Oklahoma Football: Running Backs as Receivers Could Be Playoff X-Factor


In order to overcome some matchup problems created by a very good Clemson defense, the Oklahoma football playbook for its College Football Playoff encounter with the top-ranked, ACC-champion Tigers is probably going to have to go with some creativity on offense.

Defensively, Clemson. – which we should remind everybody is under the defensive direction of coordinator Brent Venables, who spent 13 seasons as an assistant and coordinator at Oklahoma – will go old school and try to shut down the Sooners’ ability to run the football. The idea being to force Baker Mayfield to beat the Tigers by going to the air, where he will be going against the Clemson defensive strength.

The Tigers rank 5th in the nation defending the pass, allowing just 165 yards a game. The Sooners have been dramatically better this season in the passing game, which is benefited by the new Air Raid offense installed by new offensive coordinator Lincoln Riley. Sixty percent of the Sooners total yards on offense this season have come through the air, but Oklahoma has not faced a pass defense the likes of Clemson all season.

Oct 24, 2015; Norman, OK, USA; Oklahoma Sooners running back Samaje Perine (32) stiffarms Texas Tech Red Raiders defensive back Jah

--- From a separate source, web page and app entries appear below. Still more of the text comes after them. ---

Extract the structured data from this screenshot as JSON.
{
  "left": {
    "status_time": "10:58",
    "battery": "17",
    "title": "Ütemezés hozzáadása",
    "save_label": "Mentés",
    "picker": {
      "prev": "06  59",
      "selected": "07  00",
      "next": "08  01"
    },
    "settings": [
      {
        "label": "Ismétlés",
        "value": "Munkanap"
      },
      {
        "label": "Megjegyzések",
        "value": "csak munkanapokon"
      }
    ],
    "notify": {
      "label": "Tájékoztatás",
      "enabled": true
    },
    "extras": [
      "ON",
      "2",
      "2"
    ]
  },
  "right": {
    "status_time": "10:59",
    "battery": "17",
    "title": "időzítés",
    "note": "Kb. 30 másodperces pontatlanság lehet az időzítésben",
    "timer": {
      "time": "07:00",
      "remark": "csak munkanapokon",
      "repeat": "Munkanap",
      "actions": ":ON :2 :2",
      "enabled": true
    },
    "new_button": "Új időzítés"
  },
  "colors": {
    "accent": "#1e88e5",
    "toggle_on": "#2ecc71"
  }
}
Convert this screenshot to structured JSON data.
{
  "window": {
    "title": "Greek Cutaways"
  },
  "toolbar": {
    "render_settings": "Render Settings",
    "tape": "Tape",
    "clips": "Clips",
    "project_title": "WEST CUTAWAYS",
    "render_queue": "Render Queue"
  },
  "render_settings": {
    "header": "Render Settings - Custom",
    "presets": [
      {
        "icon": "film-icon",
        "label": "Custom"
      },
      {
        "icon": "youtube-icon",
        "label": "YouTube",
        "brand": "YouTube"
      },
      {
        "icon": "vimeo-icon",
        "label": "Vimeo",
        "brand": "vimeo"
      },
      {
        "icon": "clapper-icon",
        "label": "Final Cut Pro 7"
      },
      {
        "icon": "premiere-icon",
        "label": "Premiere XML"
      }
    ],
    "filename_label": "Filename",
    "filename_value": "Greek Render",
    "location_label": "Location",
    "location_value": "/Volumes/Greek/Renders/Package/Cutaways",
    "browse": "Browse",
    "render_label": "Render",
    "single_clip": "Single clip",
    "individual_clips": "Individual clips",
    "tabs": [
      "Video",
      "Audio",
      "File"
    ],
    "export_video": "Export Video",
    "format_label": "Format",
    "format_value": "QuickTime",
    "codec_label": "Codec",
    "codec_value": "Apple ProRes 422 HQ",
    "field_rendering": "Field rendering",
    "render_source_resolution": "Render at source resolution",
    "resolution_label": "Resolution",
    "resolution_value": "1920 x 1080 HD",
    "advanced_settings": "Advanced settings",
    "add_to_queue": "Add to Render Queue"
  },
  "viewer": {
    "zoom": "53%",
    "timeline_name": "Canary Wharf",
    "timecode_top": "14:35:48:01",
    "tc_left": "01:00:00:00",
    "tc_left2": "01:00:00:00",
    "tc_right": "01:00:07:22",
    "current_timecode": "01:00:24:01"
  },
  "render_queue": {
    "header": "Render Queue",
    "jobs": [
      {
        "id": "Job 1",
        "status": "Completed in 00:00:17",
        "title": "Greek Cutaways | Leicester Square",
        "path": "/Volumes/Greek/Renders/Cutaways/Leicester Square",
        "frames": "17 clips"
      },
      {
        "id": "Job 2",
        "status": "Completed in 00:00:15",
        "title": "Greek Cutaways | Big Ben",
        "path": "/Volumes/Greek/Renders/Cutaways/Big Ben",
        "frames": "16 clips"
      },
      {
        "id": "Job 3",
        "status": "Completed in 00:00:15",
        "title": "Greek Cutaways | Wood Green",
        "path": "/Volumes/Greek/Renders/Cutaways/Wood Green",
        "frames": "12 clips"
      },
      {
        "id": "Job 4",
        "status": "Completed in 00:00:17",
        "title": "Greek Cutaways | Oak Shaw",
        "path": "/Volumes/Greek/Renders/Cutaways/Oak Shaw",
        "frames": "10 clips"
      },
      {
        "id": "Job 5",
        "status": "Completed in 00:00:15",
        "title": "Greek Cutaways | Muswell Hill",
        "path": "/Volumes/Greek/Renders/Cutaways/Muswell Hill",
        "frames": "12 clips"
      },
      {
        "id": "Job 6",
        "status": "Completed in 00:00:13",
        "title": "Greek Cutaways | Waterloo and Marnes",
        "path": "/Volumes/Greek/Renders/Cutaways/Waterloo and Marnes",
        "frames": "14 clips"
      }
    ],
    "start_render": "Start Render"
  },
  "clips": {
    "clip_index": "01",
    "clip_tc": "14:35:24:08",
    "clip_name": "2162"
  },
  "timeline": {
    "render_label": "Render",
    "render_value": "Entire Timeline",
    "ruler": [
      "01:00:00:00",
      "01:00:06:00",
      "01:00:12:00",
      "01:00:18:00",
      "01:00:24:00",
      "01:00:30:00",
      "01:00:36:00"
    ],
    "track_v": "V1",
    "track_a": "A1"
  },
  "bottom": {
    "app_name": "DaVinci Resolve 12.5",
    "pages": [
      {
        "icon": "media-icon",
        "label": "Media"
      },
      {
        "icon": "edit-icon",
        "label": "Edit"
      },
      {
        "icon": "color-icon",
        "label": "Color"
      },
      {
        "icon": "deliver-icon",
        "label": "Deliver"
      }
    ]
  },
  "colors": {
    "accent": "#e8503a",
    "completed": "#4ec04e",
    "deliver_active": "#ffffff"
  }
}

Venables knows the mindset of the Oklahoma head coach. He knows Stoops prefers to establish the ground game as a means of setting up play-action passes and create route-running advantages in space for Sterling Shepard and the other talented Sooner receivers. And why not? When you have a pair of enormously complementary running backs like Samaje Perine and Joe Mixon, it’s like having thunder and lightning in the backfield, plus the opportunity to have a fresh set of legs in the game.

Oklahoma has averaged 235 rushing yards per game this season, but over the last six games, in which the OU offense has shifted into a higher gear, the Sooners have averaged over 300 yards on the ground, most of that coming from the legs of Perine and Mixon. The Clemson defensive front is allowing an average of 129 rushing yards, so something is going to have to give in this key matchup. It’s also safe to say that the Tigers have not faced a triple-edge-sword running attack this season like the Sooners will throw at them in Perine, Mixon, and don’t forget about Mayfield’s ability to extend plays with his legs.

Every offensive coordinator recognizes the importance of getting the ball in the hands of your playmakers as much as possible during the course of a game and get them in the best position to make plays. That’s why I would not be surprised – in fact, I would strongly encourage it – to see Oklahoma, in its game planning for Clemson, utilize the pass-catching ability of both Perine and Mixon against Clemson on bubble screens to the perimeter and, in Mixon’s case, in pass routes downfield in an effort to create defensive mismatches and get both powerful runners in space where they can use their strength and speed.

Mixon was the Sooners’ fourth leading receiver this season with 25 catches for 345 yards and four touchdowns. The redshirt-freshman running back averaged 13.8 yards per catch, just 1.4 yards less that what OU’s top receiver, Shepard, averages.

Perine has made some big receptions this season as well, including a huge reception in the end zone on a third-and-goal possession in the Sooners’ win at Tennessee.

Any way you look at it, the performance of Perine and/or Mixon will be an important factor in Oklahoma’s ability to avenge its loss to Clemson last postseason and remain in position to play for an eighth national championship.